Galerie Thaddaeus Ropac is delighted to announce its fifth exhibition of Jonathan Lasker’s work. The American artist will present ten new paintings, six of which are large format and four of which are medium format.
Born in 1948 in Jersey City, Lasker studied at the School of Visual Arts in New York. He continued his studies at the California Institute of Arts (CalArts), located just outside of Los Angeles. During the ‘70s, the school was a bastion of young conceptual artists who had a tendency to dismiss painting as a naïve pursuit and a lifeless art.
Jonathan Lasker, an ardent believer in the vitality of painting as a medium for artistic expression, rebelled against the pervasiveness of conceptual art. He was inspired by two of his professors, Richard Artschwager and Susan Rothenberg, amongst others. He gives new breath to painting by introducing basic pictorial elements such as lines, colours, and (often monochrome) textures. He uses the vocabulary handed down from minimalist painters, such as Frank Stella, Brice Marden, and Robert Ryman.
Lasker developes a formal language. He treats the canvas as a zone where strokes of paint are superposed atop one another in a way that is tangible. The marks, often an assemblage of primary or secondary colours, are distinguished one from another through Lasker’s bright, intense, and sharply contrasting colour choices. The colours create fluidity or, conversely, pathways that embed themselves physically into the material, with paint building up along the edges. This sense of impasto, or of fluidity, gives the impression of very different temporalities that in turn shape the way the tableau is interpreted. Lasker’s compositions are controlled and structured; they oscillate between intuition and analysis. Lasker seeks a pictorial system that justifies itself. He brings the viewer to the brink of instant reflex, identifying with the image represented.
The titles of his tableaux are worthy of consideration: The Boundary of Luck and Evidence, Life Without Thought, and Illusions of the Self. The titles underline the parallels that the artist draws between the dialectical nature—as well as the physical nature—of his marks upon the canvas, like an abstract juxtaposition of words.
Lasker’s work has been shown recurrently in the United States and in Europe since the ‘80s: at the ICA in Philadelphia, the Hirschhorn Museum in Washington DC, the Kunsthalle Bielefeld and Stedelijk Museum in Amsterdam (1997-1998). He participated in Documenta in 1992 in Kassel. In 2003, the Reina Sofia in Madrid dedicated a major retrospective to Lasker’s work, and as did the K-20 Kunstsammlung Nord Westphalia in Düsseldorf.
His work is also represented amongst the best collections all over the world, from the MoMA and the Whitney Museum in New York to the Eli Broad Foundation in Los Angeles. In Europe, his work is included amongst the collections of the Centre Pompidou in Paris, the Reina Sofia in Madrid and the Museum Ludwig in Cologne.

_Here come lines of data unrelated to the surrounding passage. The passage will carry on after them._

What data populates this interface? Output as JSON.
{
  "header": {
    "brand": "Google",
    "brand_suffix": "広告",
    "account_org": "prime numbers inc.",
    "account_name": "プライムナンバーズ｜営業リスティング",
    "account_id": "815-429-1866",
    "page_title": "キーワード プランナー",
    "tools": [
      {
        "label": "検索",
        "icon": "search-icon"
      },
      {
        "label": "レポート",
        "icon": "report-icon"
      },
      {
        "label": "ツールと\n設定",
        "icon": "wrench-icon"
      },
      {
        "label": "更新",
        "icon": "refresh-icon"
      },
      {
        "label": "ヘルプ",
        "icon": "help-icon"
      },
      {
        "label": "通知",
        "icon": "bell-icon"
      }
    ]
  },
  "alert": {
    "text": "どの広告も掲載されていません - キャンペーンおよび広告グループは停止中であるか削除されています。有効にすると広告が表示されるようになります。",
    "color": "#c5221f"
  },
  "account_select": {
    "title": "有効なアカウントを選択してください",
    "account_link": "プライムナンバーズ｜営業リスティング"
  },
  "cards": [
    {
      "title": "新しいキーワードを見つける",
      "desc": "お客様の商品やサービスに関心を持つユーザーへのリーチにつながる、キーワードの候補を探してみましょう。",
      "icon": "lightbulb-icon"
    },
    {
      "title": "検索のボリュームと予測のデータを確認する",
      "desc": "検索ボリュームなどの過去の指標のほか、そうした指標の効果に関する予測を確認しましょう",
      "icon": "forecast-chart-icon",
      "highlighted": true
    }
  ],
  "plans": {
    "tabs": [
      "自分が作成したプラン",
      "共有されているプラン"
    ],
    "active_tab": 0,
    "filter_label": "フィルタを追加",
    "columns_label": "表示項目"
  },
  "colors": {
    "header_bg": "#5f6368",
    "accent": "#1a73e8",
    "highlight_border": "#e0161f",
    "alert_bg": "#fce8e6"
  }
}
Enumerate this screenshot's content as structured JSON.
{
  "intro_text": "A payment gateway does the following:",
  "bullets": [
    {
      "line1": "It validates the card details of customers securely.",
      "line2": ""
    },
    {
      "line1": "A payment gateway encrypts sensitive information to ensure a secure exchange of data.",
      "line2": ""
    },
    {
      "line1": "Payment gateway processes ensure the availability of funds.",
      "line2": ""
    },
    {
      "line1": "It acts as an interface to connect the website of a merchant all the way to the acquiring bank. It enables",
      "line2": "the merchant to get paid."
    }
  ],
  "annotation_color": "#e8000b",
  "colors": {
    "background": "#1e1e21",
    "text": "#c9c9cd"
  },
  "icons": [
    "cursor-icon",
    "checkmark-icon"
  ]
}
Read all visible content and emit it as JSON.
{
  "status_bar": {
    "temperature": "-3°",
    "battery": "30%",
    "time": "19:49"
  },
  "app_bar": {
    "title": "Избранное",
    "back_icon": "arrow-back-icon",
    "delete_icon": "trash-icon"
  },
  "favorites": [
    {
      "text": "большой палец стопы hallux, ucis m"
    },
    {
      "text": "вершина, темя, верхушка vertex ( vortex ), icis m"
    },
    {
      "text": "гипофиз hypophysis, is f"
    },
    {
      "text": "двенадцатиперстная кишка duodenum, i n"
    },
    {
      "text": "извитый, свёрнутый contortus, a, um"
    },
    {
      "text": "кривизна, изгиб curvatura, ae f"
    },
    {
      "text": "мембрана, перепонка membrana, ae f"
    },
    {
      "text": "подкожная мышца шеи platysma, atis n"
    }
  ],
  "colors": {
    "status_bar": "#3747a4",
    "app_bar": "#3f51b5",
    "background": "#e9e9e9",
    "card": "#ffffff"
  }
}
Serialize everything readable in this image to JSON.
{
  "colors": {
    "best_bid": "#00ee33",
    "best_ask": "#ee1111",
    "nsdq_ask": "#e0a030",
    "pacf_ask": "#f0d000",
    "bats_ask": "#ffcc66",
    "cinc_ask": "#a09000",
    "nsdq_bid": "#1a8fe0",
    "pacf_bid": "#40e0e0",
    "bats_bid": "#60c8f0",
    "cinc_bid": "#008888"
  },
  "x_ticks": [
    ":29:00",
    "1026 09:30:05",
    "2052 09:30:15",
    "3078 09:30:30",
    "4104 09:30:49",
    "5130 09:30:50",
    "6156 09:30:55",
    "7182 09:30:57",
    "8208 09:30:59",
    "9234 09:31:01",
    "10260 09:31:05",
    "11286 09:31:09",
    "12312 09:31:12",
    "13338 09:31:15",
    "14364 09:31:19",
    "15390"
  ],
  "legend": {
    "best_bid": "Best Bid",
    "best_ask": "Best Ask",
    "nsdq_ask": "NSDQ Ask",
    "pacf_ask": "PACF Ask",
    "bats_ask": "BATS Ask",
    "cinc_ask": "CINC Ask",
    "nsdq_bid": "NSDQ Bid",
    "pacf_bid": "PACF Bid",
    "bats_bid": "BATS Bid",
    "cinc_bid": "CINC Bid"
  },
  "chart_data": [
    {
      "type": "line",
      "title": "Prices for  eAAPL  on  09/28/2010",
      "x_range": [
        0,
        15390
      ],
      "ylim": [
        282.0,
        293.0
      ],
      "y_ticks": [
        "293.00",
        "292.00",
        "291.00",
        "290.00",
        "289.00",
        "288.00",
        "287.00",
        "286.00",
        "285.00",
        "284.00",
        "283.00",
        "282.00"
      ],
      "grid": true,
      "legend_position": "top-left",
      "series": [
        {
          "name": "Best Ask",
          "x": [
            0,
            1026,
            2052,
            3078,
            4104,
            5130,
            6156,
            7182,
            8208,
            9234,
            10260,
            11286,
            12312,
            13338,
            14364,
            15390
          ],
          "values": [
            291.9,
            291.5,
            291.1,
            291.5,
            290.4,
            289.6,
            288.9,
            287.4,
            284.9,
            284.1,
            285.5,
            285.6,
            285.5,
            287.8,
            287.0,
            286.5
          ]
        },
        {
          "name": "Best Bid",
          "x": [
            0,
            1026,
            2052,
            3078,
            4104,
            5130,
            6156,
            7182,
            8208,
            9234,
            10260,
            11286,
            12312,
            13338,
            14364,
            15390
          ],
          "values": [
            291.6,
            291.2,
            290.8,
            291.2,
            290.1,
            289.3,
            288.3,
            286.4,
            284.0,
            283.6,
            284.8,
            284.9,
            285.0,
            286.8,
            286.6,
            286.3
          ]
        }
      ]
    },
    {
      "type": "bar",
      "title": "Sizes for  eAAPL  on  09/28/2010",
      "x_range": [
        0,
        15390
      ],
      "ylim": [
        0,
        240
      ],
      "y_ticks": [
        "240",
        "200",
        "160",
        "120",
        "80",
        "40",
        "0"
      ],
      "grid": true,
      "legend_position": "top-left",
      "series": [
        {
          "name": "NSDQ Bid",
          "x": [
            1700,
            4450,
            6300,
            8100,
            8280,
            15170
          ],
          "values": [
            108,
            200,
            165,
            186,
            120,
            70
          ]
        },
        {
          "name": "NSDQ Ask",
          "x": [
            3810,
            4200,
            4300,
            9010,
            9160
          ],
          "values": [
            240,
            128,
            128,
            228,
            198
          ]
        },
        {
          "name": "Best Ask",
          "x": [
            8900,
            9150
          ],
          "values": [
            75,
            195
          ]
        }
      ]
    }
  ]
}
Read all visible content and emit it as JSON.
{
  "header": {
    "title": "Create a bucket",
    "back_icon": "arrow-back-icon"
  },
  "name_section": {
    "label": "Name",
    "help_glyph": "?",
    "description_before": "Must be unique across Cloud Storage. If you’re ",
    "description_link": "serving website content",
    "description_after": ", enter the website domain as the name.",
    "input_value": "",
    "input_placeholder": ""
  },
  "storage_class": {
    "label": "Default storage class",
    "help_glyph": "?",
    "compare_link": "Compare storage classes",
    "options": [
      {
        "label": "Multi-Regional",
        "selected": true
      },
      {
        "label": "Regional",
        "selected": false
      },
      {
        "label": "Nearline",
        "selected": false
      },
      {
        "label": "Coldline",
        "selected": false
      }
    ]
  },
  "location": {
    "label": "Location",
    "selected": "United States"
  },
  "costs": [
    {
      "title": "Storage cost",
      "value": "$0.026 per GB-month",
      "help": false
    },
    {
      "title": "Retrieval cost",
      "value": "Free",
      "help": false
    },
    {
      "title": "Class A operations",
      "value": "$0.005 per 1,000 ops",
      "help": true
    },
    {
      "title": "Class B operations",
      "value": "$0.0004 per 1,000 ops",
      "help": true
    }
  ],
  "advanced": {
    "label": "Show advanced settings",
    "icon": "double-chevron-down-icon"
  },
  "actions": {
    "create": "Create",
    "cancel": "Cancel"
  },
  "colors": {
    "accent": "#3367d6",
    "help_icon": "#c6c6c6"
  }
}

A catalogue, featuring an interview with Jonathan Lasker by Marion Daniel, will be published in honour of this exhibition.